By Phil Raschke, Lakewood
I like Pierce Transit. What I don’t like is their huge operating expenses underwritten by taxpayers.
The recent Pierce Transit mailer “Proposition 1 Facts and Info” notes only 17% of their costs are covered by fares. Nearly 80% of their budget comes from you and me through the local sales tax and other taxes. While they say they can’t operate in the black due to the economic downturn, they continue to award million dollar annual raises to their employees with the next one scheduled for this coming July 2011.
According to a recent News Tribune story, Pierce Transit wages grew $6.7 million or 13% from 2007 to 2009 while sales tax revenue fell $40 million. The News Tribune also says median earnings for the agency’s transit operators in 2009 was $58,889. With overtime, some made over $90,000.
What about benefits? The News Tribune reported Pierce Transit employees only pay $110 toward the $1,375 monthly cost of a family health plan. This comes to $15,000 added cost per employee plus 35 paid days of holiday, sick leave and vacation.

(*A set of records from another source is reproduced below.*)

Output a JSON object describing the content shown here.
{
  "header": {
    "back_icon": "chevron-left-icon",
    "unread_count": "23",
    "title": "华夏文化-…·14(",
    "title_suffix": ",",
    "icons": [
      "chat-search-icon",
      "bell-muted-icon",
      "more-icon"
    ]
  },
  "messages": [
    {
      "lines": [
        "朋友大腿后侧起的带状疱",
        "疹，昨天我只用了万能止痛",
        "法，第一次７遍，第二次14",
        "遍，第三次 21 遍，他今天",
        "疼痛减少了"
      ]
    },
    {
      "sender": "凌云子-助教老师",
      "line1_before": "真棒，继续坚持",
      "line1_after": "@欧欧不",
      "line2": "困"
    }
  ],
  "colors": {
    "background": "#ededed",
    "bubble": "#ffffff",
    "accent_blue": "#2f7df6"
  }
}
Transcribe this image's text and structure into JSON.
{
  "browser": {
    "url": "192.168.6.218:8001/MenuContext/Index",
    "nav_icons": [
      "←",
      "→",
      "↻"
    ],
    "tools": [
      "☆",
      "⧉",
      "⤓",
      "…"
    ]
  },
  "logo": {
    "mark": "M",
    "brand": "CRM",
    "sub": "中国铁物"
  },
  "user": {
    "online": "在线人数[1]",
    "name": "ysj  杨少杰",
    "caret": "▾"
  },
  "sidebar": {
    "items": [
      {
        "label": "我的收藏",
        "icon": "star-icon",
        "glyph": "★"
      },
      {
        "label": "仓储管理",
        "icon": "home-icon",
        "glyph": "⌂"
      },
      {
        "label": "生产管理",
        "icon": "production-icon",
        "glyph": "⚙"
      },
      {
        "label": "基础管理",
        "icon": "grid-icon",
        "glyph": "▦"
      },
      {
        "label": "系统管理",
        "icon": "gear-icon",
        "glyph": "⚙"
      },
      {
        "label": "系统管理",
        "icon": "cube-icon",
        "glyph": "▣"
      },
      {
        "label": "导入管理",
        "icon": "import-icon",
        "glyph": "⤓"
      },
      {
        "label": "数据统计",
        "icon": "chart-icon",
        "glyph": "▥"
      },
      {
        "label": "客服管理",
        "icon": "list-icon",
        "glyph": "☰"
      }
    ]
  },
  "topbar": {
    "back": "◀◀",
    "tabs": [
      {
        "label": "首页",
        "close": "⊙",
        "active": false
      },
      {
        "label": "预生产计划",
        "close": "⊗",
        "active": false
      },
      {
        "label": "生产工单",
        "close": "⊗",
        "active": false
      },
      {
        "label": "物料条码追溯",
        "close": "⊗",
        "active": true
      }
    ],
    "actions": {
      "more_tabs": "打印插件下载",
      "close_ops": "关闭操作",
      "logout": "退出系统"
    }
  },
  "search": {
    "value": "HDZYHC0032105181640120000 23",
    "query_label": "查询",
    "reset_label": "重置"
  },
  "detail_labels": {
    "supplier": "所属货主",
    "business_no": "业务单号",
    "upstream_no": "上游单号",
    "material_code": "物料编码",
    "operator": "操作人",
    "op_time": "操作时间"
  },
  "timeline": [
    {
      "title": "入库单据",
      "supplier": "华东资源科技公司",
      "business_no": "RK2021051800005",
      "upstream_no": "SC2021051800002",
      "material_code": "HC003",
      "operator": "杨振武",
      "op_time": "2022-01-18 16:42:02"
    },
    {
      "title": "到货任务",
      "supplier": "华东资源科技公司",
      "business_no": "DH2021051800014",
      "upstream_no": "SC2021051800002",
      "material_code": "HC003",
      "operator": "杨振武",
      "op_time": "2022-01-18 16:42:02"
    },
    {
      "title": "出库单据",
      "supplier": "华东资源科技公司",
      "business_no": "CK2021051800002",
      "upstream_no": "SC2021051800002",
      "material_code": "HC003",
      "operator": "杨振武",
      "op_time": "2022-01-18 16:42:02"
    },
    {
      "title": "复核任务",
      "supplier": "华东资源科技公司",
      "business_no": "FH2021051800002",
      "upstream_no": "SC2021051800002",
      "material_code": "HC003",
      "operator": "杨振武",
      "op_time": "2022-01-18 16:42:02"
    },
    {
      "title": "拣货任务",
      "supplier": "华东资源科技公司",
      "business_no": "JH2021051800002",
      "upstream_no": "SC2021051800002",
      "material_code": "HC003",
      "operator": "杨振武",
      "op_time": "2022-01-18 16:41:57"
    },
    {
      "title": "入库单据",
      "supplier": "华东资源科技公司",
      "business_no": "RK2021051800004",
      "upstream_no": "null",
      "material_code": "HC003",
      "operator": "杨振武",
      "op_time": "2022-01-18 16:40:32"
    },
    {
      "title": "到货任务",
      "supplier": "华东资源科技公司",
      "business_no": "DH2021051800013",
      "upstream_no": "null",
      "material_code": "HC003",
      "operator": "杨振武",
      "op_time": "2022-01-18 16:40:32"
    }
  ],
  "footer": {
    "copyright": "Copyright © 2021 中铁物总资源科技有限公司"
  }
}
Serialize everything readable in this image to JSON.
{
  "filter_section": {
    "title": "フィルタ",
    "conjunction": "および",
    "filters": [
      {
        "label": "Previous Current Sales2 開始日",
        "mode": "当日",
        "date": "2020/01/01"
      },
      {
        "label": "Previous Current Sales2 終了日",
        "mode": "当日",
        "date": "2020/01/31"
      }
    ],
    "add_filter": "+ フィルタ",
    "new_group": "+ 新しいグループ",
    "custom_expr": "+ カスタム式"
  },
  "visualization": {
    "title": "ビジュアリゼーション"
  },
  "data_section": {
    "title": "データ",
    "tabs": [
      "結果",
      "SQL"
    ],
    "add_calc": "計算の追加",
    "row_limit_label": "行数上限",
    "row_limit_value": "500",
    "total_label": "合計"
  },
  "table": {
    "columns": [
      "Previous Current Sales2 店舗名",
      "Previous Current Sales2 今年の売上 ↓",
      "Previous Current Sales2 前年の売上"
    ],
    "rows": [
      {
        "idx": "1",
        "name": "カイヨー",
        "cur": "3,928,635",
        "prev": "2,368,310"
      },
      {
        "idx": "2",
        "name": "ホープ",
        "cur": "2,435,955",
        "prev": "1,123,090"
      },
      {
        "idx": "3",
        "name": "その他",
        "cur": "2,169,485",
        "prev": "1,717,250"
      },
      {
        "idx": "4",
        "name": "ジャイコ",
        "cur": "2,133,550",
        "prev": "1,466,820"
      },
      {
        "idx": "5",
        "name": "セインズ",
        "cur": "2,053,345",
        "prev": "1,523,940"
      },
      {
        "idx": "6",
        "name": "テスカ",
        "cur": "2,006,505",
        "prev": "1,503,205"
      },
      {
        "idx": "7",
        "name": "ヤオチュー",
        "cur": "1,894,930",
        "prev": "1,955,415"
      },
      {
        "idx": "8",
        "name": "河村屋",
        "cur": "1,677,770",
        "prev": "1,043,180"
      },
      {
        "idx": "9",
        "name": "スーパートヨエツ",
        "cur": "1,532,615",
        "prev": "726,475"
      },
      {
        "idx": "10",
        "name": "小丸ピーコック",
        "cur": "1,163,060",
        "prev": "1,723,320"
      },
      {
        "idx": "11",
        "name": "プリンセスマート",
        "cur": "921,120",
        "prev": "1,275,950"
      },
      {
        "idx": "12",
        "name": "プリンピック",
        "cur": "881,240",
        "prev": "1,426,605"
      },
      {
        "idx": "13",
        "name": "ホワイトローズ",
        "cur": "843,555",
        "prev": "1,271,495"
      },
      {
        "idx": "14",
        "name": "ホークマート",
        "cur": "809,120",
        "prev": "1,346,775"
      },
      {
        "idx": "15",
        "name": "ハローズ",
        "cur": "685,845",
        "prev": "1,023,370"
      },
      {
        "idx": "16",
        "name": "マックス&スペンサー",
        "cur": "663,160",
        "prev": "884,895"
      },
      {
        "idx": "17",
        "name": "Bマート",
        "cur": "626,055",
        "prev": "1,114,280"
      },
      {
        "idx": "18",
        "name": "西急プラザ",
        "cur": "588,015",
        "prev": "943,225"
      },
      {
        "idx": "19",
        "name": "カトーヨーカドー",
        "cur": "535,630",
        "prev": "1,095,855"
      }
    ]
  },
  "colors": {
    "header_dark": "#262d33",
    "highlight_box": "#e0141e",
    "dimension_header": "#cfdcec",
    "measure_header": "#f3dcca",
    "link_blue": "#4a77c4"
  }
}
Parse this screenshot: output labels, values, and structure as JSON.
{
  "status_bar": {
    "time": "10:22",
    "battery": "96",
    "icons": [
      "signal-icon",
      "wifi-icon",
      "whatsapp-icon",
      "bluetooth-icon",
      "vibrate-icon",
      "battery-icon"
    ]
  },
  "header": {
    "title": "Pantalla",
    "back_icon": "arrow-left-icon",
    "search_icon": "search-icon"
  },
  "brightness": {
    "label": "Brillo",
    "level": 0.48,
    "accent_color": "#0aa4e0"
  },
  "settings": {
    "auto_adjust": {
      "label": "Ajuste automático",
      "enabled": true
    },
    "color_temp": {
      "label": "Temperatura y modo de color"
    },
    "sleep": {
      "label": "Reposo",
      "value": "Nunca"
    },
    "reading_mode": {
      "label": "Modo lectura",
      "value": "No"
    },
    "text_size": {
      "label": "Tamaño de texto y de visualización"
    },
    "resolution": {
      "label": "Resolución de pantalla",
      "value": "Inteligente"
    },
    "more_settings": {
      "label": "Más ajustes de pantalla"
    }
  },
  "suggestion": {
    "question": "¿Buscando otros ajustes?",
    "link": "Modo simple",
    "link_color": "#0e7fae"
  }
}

Additionally, senior managers make over $110,000 and entry Level I mechanics start at $22.67 an hour plus benefits.
Also, a $1.7 million cost of living increase was given in 2010. By 2015, overall employee compensation is projected to rise nearly 40%.
The Seattle Times reported Pierce Transit drivers are paid more money than drivers in Newark, NJ, Pittsburgh, PA and Minneapolis, MN!
Now Pierce Transit says it just raised fares to $2.00 with free transfers. They don’t mention, however, that they didn’t raise fares on the Pierce Shuttle fleet. A one person door to door ride on your own personal Pierce Shuttle cost only $1.50 round trip. No wonder they lose money.
The Pierce Transit mailer also states the proposed tax increase is only 3 cents on a $10 purchase. This could easily average $75 to $90 or more per taxpayer, however, and a News Tribune editorial indicates Pierce Transit is sitting on millions in cash reserves, but doesn’t want to spend them.
If Pierce Transit can’t close its budget gap with current revenue and cash reserves, perhaps additional fare increases, reduced routing during non-peak, low passenger hours or temporary benefit reductions should be taken before asking taxpayers for more money.
Personally, I am feeling a little tapped out lately. How about you?